▶ **Information shown**:

>>>

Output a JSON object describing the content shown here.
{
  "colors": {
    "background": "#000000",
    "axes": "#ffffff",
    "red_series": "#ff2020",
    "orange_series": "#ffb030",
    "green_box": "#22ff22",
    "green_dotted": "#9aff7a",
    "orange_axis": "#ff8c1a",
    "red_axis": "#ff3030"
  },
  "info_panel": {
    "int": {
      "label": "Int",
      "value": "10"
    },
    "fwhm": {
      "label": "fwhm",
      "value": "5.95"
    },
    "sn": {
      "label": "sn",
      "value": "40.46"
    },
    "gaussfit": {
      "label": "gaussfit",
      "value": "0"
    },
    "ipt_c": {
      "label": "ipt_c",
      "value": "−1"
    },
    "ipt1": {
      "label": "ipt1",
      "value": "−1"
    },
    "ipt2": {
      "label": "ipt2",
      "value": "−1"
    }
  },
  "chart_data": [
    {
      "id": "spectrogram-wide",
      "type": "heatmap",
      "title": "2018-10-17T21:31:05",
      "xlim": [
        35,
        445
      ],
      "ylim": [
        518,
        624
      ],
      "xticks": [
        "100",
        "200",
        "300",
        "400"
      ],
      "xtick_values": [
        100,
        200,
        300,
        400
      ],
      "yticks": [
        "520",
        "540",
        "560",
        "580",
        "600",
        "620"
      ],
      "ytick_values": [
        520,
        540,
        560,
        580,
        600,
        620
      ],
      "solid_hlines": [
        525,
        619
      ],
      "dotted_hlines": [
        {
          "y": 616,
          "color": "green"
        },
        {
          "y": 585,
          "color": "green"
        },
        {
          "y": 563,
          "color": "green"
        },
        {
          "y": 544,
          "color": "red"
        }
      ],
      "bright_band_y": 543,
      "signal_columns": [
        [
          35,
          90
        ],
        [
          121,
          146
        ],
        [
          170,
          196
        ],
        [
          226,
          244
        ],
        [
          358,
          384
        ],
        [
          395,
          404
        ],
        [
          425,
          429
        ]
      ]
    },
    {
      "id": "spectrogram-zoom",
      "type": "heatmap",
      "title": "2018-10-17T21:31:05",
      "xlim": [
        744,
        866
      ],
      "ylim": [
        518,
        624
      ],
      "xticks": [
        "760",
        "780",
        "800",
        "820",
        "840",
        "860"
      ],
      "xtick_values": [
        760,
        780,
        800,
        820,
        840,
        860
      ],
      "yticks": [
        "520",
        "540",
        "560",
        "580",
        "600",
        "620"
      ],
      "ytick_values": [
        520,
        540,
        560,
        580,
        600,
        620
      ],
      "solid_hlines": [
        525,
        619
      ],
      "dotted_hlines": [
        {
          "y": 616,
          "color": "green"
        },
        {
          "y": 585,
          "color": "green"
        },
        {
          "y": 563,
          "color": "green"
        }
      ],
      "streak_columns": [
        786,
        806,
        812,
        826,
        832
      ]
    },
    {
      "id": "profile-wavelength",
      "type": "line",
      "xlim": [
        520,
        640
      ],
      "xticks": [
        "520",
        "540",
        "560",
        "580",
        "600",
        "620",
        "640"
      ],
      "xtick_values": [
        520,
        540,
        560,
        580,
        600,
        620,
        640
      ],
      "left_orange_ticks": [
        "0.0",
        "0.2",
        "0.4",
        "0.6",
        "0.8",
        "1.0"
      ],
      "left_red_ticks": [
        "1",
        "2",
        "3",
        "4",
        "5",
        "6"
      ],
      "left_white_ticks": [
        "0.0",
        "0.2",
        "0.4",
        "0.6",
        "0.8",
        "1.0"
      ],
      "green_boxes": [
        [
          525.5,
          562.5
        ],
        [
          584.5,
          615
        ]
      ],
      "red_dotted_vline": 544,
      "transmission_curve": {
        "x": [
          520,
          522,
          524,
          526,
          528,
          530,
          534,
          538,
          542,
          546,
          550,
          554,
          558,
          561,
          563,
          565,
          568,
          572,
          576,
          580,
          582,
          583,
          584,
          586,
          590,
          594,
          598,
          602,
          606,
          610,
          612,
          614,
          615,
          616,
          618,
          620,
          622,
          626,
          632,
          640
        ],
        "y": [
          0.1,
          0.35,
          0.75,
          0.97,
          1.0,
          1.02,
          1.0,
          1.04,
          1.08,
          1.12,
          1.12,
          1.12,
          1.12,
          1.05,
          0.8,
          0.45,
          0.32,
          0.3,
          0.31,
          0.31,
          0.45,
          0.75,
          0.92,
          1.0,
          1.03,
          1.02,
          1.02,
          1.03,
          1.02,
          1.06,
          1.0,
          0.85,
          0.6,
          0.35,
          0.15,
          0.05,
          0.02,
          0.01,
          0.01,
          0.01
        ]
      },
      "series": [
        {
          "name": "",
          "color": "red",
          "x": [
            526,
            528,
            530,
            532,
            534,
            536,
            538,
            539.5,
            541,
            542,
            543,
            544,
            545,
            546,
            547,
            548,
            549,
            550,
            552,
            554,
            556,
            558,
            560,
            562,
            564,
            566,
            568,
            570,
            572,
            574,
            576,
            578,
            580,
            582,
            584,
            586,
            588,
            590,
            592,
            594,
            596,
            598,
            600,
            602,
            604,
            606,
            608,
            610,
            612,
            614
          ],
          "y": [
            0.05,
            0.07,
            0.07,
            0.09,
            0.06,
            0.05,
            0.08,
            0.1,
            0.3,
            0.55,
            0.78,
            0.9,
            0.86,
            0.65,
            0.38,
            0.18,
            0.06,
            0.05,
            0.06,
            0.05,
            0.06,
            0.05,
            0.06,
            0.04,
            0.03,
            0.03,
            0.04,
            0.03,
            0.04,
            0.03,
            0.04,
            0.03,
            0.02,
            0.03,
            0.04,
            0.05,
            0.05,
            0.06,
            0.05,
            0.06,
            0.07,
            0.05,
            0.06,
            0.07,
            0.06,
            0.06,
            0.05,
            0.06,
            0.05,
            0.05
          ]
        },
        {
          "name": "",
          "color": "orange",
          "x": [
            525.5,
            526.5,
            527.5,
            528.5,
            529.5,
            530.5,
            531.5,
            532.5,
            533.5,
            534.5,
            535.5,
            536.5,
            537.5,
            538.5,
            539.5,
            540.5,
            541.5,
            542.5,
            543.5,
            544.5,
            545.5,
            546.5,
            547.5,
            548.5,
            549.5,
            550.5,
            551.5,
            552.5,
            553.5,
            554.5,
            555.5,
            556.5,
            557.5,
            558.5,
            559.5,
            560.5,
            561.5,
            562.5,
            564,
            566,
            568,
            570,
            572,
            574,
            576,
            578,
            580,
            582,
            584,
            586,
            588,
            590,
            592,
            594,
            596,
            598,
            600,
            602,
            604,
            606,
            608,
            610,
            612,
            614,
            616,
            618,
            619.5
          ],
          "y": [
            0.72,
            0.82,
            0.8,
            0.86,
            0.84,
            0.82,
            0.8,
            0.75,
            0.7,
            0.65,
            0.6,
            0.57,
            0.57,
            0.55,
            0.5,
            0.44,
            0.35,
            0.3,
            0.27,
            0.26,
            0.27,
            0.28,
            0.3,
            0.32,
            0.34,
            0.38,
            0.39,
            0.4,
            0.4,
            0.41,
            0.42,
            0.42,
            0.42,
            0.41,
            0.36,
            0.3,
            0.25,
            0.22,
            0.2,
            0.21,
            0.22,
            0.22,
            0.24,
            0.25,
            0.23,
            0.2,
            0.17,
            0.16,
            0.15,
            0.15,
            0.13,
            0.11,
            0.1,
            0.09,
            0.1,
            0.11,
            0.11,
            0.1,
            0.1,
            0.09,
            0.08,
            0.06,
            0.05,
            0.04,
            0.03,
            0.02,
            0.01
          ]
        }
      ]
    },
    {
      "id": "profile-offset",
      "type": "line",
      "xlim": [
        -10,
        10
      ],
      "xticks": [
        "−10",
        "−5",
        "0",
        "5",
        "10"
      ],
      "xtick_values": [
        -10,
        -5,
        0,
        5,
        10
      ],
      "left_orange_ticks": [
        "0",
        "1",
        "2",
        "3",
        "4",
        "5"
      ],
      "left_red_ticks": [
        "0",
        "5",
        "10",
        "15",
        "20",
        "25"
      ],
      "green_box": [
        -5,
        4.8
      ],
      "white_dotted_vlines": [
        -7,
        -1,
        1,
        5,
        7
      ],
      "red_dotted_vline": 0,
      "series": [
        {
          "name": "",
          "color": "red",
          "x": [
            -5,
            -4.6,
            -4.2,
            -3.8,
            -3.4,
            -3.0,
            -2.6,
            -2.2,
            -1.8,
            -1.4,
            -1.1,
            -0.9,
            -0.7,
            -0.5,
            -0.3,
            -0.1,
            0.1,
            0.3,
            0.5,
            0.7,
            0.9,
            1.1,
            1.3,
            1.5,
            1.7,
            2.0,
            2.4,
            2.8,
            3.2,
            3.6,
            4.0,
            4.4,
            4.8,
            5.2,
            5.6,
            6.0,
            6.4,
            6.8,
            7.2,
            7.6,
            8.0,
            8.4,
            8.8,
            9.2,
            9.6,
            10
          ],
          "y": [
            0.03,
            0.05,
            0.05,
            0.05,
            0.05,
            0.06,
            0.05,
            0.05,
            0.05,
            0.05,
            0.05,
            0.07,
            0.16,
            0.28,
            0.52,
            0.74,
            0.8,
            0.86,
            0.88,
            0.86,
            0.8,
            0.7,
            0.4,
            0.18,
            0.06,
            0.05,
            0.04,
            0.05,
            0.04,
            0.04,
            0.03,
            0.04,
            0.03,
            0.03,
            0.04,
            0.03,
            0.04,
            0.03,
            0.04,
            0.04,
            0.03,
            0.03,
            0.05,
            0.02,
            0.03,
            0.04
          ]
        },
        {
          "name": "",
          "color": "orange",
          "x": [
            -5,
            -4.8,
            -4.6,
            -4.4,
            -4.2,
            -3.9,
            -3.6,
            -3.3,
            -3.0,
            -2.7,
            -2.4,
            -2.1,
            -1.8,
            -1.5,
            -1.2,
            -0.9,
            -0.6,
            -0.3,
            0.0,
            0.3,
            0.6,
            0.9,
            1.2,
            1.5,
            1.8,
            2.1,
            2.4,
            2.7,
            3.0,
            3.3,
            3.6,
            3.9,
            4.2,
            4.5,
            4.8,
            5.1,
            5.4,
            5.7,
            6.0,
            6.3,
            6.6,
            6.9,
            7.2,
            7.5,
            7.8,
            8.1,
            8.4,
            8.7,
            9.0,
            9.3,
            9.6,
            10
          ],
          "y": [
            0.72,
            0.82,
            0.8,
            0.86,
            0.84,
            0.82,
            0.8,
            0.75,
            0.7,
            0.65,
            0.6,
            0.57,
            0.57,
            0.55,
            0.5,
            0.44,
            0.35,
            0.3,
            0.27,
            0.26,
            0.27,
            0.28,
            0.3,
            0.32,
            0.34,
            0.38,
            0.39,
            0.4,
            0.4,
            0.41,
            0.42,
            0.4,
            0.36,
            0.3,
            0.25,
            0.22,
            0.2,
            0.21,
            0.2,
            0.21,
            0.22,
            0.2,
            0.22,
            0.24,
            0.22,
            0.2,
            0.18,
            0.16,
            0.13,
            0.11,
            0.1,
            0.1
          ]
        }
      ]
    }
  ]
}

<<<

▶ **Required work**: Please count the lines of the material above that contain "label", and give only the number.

▶ **Answer space**: 7